The final day saw us discussing viable alternative cosmologies, and here one inevitably leans towards personal preferences. My own bias is unashamedly towards scientists who adopt the classical empirical method, and there is no better example of this than Swedish plasma physics pioneer and Nobel laureate Hannes Alfven.
Consequently, I favoured the paper on Plasma Cosmology presented by Eric Lerner, and as a direct result of that inclination find it very difficult here to be brief! Lerner summarised the basic principles: Most of the Universe is plasma, so the effect of electromagnetic force on a cosmic scale is at least comparable to gravitation. Plasma cosmology assumes no origin in time for the Universe, and can therefore accommodate the conservation of energy/matter.
Since we see evidence of evolution all around us, we can assume evolution in the Universe, though not at the pace or on the scale of the Big Bang. Lastly, plasma cosmology tries to explain as much of the Universe as possible using known physics, and does not invoke assistance from supernatural elements. Plasmas are scale invariant, so we can safely infer large-scale plasma activity from what we see terrestrially. Gravity acts on filaments, which condense into “blobs” and disks form. As the body contracts, it gets rid of angular momentum which is conducted away by plasma. Lerner’s colleague Anthony Perratt of Los Alamos Laboratory modelled plasma interaction on a computer and has arrived at a compelling simulation of the morphogenesis of galaxies.
Since plasma cosmology has no time constraints, the development of large-scale structures—so problematic for Big Bang—is accommodated. Lerner admits that there’s still a lot of work to be done, but with the prospect of more research funding coming our way, he foresees the tidying up of the theory into a workable cosmological model.
The conference concluded with a stirring concert by a 3-piece baroque chamber music ensemble, and it gave me cause to reflect that it appeared that only in our appreciation of music did we find some measure of consensus.

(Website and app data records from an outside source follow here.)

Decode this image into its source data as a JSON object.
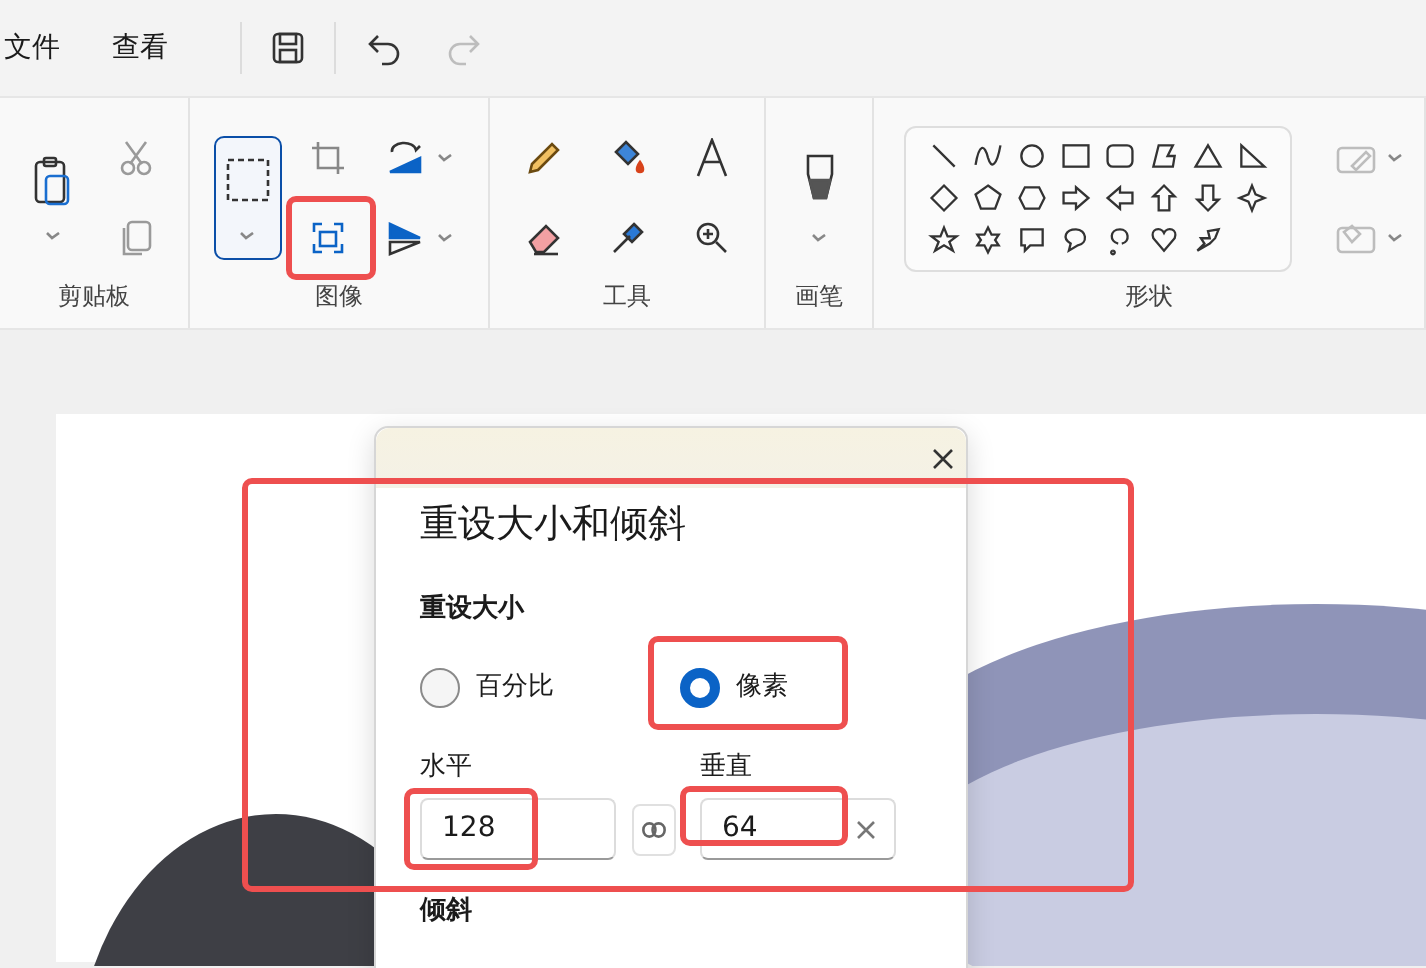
{
  "menu": [
    {
      "label": "文件"
    },
    {
      "label": "查看"
    }
  ],
  "ribbon": {
    "groups": [
      {
        "kind": "clipboard",
        "label": "剪贴板"
      },
      {
        "kind": "image",
        "label": "图像"
      },
      {
        "kind": "tools",
        "label": "工具"
      },
      {
        "kind": "brushes",
        "label": "画笔"
      },
      {
        "kind": "shapes",
        "label": "形状"
      }
    ]
  },
  "dialog": {
    "title": "重设大小和倾斜",
    "resize": {
      "heading": "重设大小",
      "units": [
        {
          "label": "百分比",
          "selected": false
        },
        {
          "label": "像素",
          "selected": true
        }
      ],
      "fields": [
        {
          "label": "水平",
          "value": "128"
        },
        {
          "label": "垂直",
          "value": "64"
        }
      ]
    },
    "skew": {
      "heading": "倾斜"
    }
  }
}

That the Big Bang theory will pass into history as an artefact of man’s obsession with dogma is a certainty; it will do so on its own merits, however, because it stands on feet of clay. For a viable replacement theory to emerge from the efforts of the Alternative Cosmology Group is at best a long-term objective, unless the group can soon find cohesive direction. But, it’s a great bunch of dedicated, talented people, and we are going to have a lot of fun getting there!